In the previous issue, we ended this section with the question, "For feeder bus 06E, which Belleville washers do we use?"

The most common bolted connection consists of a bolt, spring-type lockwasher, and nut. This method concentrates the clamping power on one point of the connection hardware. The uneven clamping, normally not a problem, is a problem for current-conducting bus bar.

The solution is the Belleville washer, which spreads clamping force along a continuous arc for more even pressure at the joint. However, this solution is good only if the washer is used correctly, which it’s often not.

As with any electrical joint, those being secured with Bellevilles must be properly prepped. There are two differences with Bellevilles, however:

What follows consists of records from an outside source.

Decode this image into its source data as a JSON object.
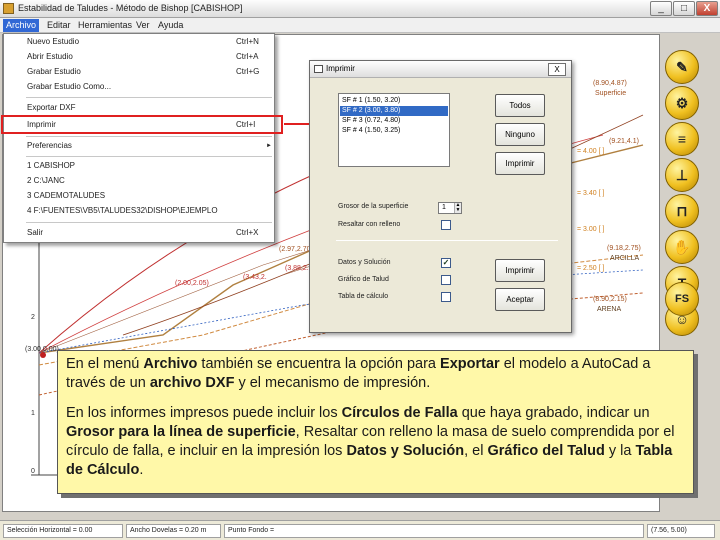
{
  "window": {
    "title": "Estabilidad de Taludes - Método de Bishop [CABISHOP]",
    "buttons": [
      "_",
      "□",
      "X"
    ]
  },
  "menubar": {
    "items": [
      "Archivo",
      "Editar",
      "Herramientas",
      "Ver",
      "Ayuda"
    ]
  },
  "file_menu": {
    "items": [
      {
        "label": "Nuevo Estudio",
        "shortcut": "Ctrl+N"
      },
      {
        "label": "Abrir Estudio",
        "shortcut": "Ctrl+A"
      },
      {
        "label": "Grabar Estudio",
        "shortcut": "Ctrl+G"
      },
      {
        "label": "Grabar Estudio Como...",
        "shortcut": ""
      },
      {
        "label": "Exportar DXF",
        "shortcut": ""
      },
      {
        "label": "Imprimir",
        "shortcut": "Ctrl+I"
      },
      {
        "label": "Preferencias",
        "shortcut": ""
      },
      {
        "label": "1 CABISHOP",
        "shortcut": ""
      },
      {
        "label": "2 C:\\JANC",
        "shortcut": ""
      },
      {
        "label": "3 CADEMOTALUDES",
        "shortcut": ""
      },
      {
        "label": "4 F:\\FUENTES\\VB5\\TALUDES32\\DISHOP\\EJEMPLO",
        "shortcut": ""
      },
      {
        "label": "Salir",
        "shortcut": "Ctrl+X"
      }
    ]
  },
  "print_dialog": {
    "title": "Imprimir",
    "close": "X",
    "surfaces": [
      "SF # 1 (1.50, 3.20)",
      "SF # 2 (3.00, 3.80)",
      "SF # 3 (0.72, 4.80)",
      "SF # 4 (1.50, 3.25)"
    ],
    "buttons": [
      "Todos",
      "Ninguno",
      "Imprimir",
      "Imprimir",
      "Aceptar"
    ],
    "grosor_label": "Grosor de la superficie",
    "grosor_value": "1",
    "relleno_label": "Resaltar con relleno",
    "datos_label": "Datos y Solución",
    "grafico_label": "Gráfico de Talud",
    "tabla_label": "Tabla de cálculo"
  },
  "canvas": {
    "labels": [
      "(8.90,4.87)",
      "Superficie",
      "(9.21,4.1)",
      "= 4.00 [ ]",
      "= 3.40 [ ]",
      "= 3.00 [ ]",
      "(9.18,2.75)",
      "ARCILLA",
      "= 2.50 [ ]",
      "(8.90,2.15)",
      "ARENA",
      "(2.97,2.70)",
      "(3.88,2.",
      "(3.43,2.",
      "(2.00,2.05)",
      "(3.00,0.00)",
      "2",
      "1",
      "0"
    ]
  },
  "tools": [
    "✎",
    "⚙",
    "≡",
    "⊥",
    "⊓",
    "✋",
    "T",
    "☺",
    "FS"
  ],
  "status": {
    "cells": [
      "Selección Horizontal = 0.00",
      "Ancho Dovelas = 0.20 m",
      "Punto Fondo =",
      "(7.56, 5.00)"
    ]
  },
  "callout": {
    "p1": [
      {
        "t": "En el menú "
      },
      {
        "t": "Archivo",
        "b": true
      },
      {
        "t": " también se encuentra la opción para "
      },
      {
        "t": "Exportar",
        "b": true
      },
      {
        "t": " el modelo a AutoCad a través de un "
      },
      {
        "t": "archivo DXF",
        "b": true
      },
      {
        "t": " y el mecanismo de impresión."
      }
    ],
    "p2": [
      {
        "t": "En los informes impresos puede incluir los "
      },
      {
        "t": "Círculos de Falla",
        "b": true
      },
      {
        "t": " que haya grabado, indicar un "
      },
      {
        "t": "Grosor para la línea de superficie",
        "b": true
      },
      {
        "t": ", Resaltar con relleno la masa de suelo comprendida por el círculo de falla, e incluir en la impresión los "
      },
      {
        "t": "Datos y Solución",
        "b": true
      },
      {
        "t": ", el "
      },
      {
        "t": "Gráfico del Talud",
        "b": true
      },
      {
        "t": " y la "
      },
      {
        "t": "Tabla de Cálculo",
        "b": true
      },
      {
        "t": "."
      }
    ]
  }
}
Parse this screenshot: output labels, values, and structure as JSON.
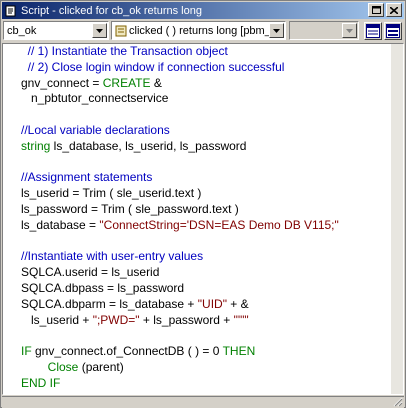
{
  "window": {
    "title": "Script - clicked for cb_ok returns long"
  },
  "toolbar": {
    "object_select": "cb_ok",
    "event_select": "clicked ( )  returns long [pbm_",
    "ancestor_select": ""
  },
  "code": {
    "lines": [
      [
        {
          "t": "  // 1) Instantiate the Transaction object",
          "c": "cmt"
        }
      ],
      [
        {
          "t": "  // 2) Close login window if connection successful",
          "c": "cmt"
        }
      ],
      [
        {
          "t": "gnv_connect = ",
          "c": ""
        },
        {
          "t": "CREATE",
          "c": "kw"
        },
        {
          "t": " &",
          "c": ""
        }
      ],
      [
        {
          "t": "   n_pbtutor_connectservice",
          "c": ""
        }
      ],
      [
        {
          "t": "",
          "c": ""
        }
      ],
      [
        {
          "t": "//Local variable declarations",
          "c": "cmt"
        }
      ],
      [
        {
          "t": "string",
          "c": "kw"
        },
        {
          "t": " ls_database, ls_userid, ls_password",
          "c": ""
        }
      ],
      [
        {
          "t": "",
          "c": ""
        }
      ],
      [
        {
          "t": "//Assignment statements",
          "c": "cmt"
        }
      ],
      [
        {
          "t": "ls_userid = Trim ( sle_userid.text )",
          "c": ""
        }
      ],
      [
        {
          "t": "ls_password = Trim ( sle_password.text )",
          "c": ""
        }
      ],
      [
        {
          "t": "ls_database = ",
          "c": ""
        },
        {
          "t": "\"ConnectString='DSN=EAS Demo DB V115;\"",
          "c": "str"
        }
      ],
      [
        {
          "t": "",
          "c": ""
        }
      ],
      [
        {
          "t": "//Instantiate with user-entry values",
          "c": "cmt"
        }
      ],
      [
        {
          "t": "SQLCA.userid = ls_userid",
          "c": ""
        }
      ],
      [
        {
          "t": "SQLCA.dbpass = ls_password",
          "c": ""
        }
      ],
      [
        {
          "t": "SQLCA.dbparm = ls_database + ",
          "c": ""
        },
        {
          "t": "\"UID\"",
          "c": "str"
        },
        {
          "t": " + &",
          "c": ""
        }
      ],
      [
        {
          "t": "   ls_userid + ",
          "c": ""
        },
        {
          "t": "\";PWD=\"",
          "c": "str"
        },
        {
          "t": " + ls_password + ",
          "c": ""
        },
        {
          "t": "\"'\"\"",
          "c": "str"
        }
      ],
      [
        {
          "t": "",
          "c": ""
        }
      ],
      [
        {
          "t": "IF",
          "c": "kw"
        },
        {
          "t": " gnv_connect.of_ConnectDB ( ) = 0 ",
          "c": ""
        },
        {
          "t": "THEN",
          "c": "kw"
        }
      ],
      [
        {
          "t": "        Close",
          "c": "kw"
        },
        {
          "t": " (parent)",
          "c": ""
        }
      ],
      [
        {
          "t": "END IF",
          "c": "kw"
        }
      ]
    ]
  },
  "colors": {
    "comment": "#0000c0",
    "keyword": "#008000",
    "string": "#800000",
    "titlebar": "#0a246a"
  }
}
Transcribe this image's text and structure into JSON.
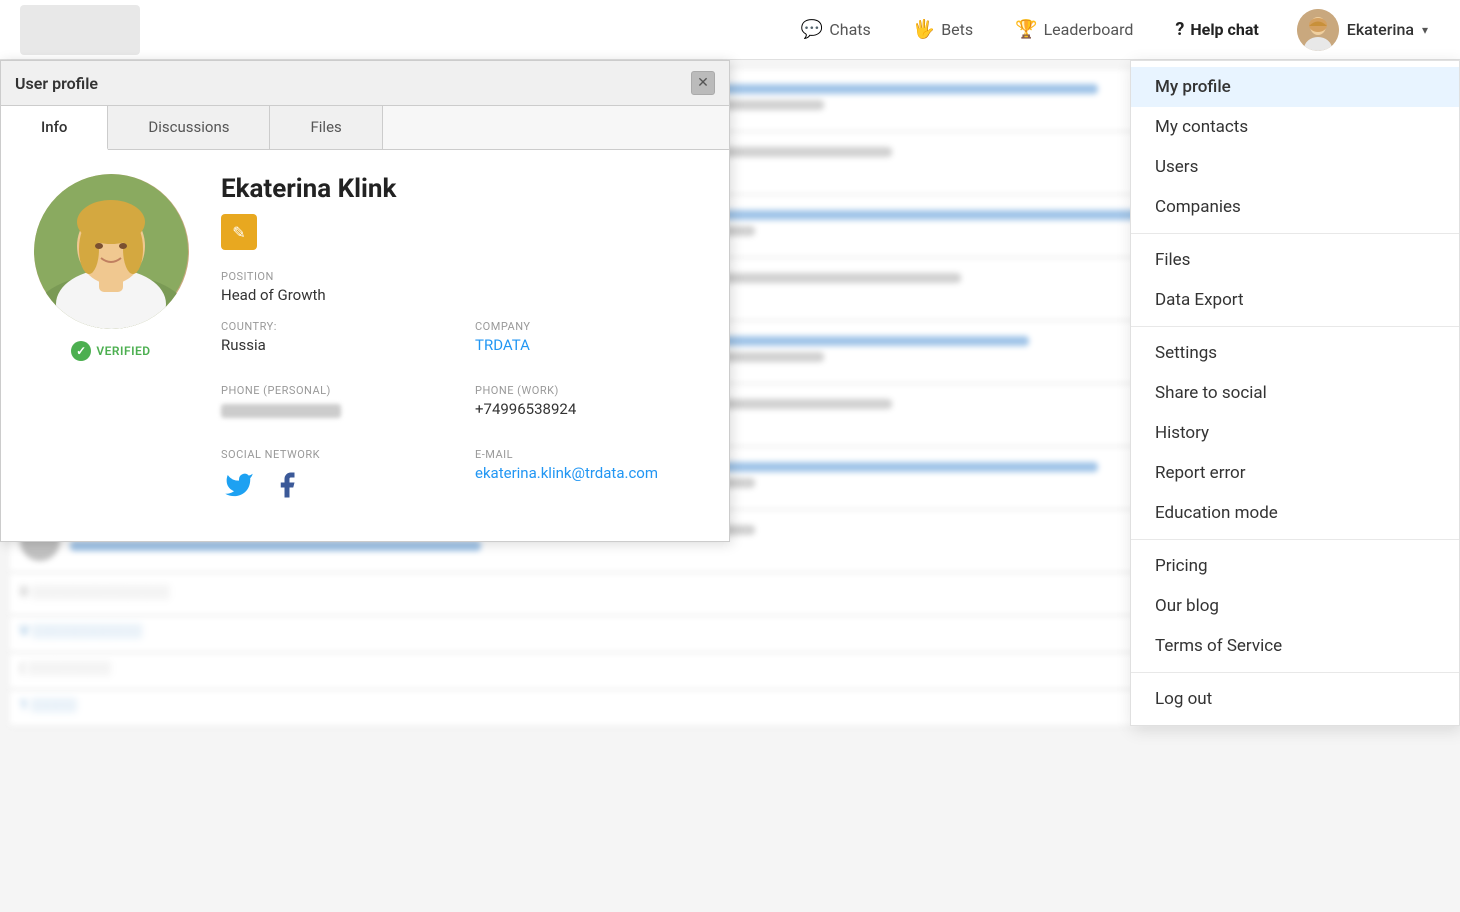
{
  "navbar": {
    "logo_alt": "Logo",
    "nav_items": [
      {
        "id": "chats",
        "label": "Chats",
        "icon": "💬"
      },
      {
        "id": "bets",
        "label": "Bets",
        "icon": "🖐"
      },
      {
        "id": "leaderboard",
        "label": "Leaderboard",
        "icon": "🏆"
      },
      {
        "id": "help-chat",
        "label": "Help chat",
        "icon": "?",
        "bold": true
      }
    ],
    "user": {
      "name": "Ekaterina",
      "avatar_alt": "Ekaterina avatar"
    }
  },
  "modal": {
    "title": "User profile",
    "close_label": "✕",
    "tabs": [
      {
        "id": "info",
        "label": "Info",
        "active": true
      },
      {
        "id": "discussions",
        "label": "Discussions",
        "active": false
      },
      {
        "id": "files",
        "label": "Files",
        "active": false
      }
    ],
    "profile": {
      "name": "Ekaterina Klink",
      "verified_label": "VERIFIED",
      "edit_icon": "✎",
      "position_label": "POSITION",
      "position_value": "Head of Growth",
      "country_label": "COUNTRY:",
      "country_value": "Russia",
      "company_label": "COMPANY",
      "company_value": "TRDATA",
      "phone_personal_label": "PHONE (PERSONAL)",
      "phone_work_label": "PHONE (WORK)",
      "phone_work_value": "+74996538924",
      "social_label": "SOCIAL NETWORK",
      "email_label": "E-MAIL",
      "email_value": "ekaterina.klink@trdata.com"
    }
  },
  "dropdown": {
    "sections": [
      {
        "items": [
          {
            "id": "my-profile",
            "label": "My profile",
            "active": true
          },
          {
            "id": "my-contacts",
            "label": "My contacts",
            "active": false
          },
          {
            "id": "users",
            "label": "Users",
            "active": false
          },
          {
            "id": "companies",
            "label": "Companies",
            "active": false
          }
        ]
      },
      {
        "items": [
          {
            "id": "files",
            "label": "Files",
            "active": false
          },
          {
            "id": "data-export",
            "label": "Data Export",
            "active": false
          }
        ]
      },
      {
        "items": [
          {
            "id": "settings",
            "label": "Settings",
            "active": false
          },
          {
            "id": "share-social",
            "label": "Share to social",
            "active": false
          },
          {
            "id": "history",
            "label": "History",
            "active": false
          },
          {
            "id": "report-error",
            "label": "Report error",
            "active": false
          },
          {
            "id": "education-mode",
            "label": "Education mode",
            "active": false
          }
        ]
      },
      {
        "items": [
          {
            "id": "pricing",
            "label": "Pricing",
            "active": false
          },
          {
            "id": "our-blog",
            "label": "Our blog",
            "active": false
          },
          {
            "id": "terms",
            "label": "Terms of Service",
            "active": false
          }
        ]
      },
      {
        "items": [
          {
            "id": "log-out",
            "label": "Log out",
            "active": false
          }
        ]
      }
    ]
  },
  "background_chats": [
    {
      "avatar_color": "#a0c4e8",
      "line1_width": "75%",
      "line2_width": "55%"
    },
    {
      "avatar_color": "#b0b8c8",
      "line1_width": "60%",
      "line2_width": "40%"
    },
    {
      "avatar_color": "#c8a070",
      "line1_width": "80%",
      "line2_width": "50%"
    },
    {
      "avatar_color": "#7090b8",
      "line1_width": "65%",
      "line2_width": "45%"
    },
    {
      "avatar_color": "#e0a0a8",
      "line1_width": "70%",
      "line2_width": "55%"
    },
    {
      "avatar_color": "#8090c0",
      "line1_width": "60%",
      "line2_width": "35%"
    },
    {
      "avatar_color": "#c0b890",
      "line1_width": "75%",
      "line2_width": "50%"
    }
  ]
}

  1. Select the proper design for the application. Bellevilles come in various configurations designed for specific applications.
  2. Select the proper size. This may seem obvious, but sizing a Belleville requires looking at multiple parameters — not just the bolt size. The diameter is particularly important.
Furthermore, when selecting a Belleville, you must look at the torque spec and match it to the bolt torque. With Bellevilles, the cup deforms as you approach the specified torque during assembly. If the bolt reaches the desired elasticity point at one torque and the Belleville reaches the desired deformation at another, the joint will never hold properly.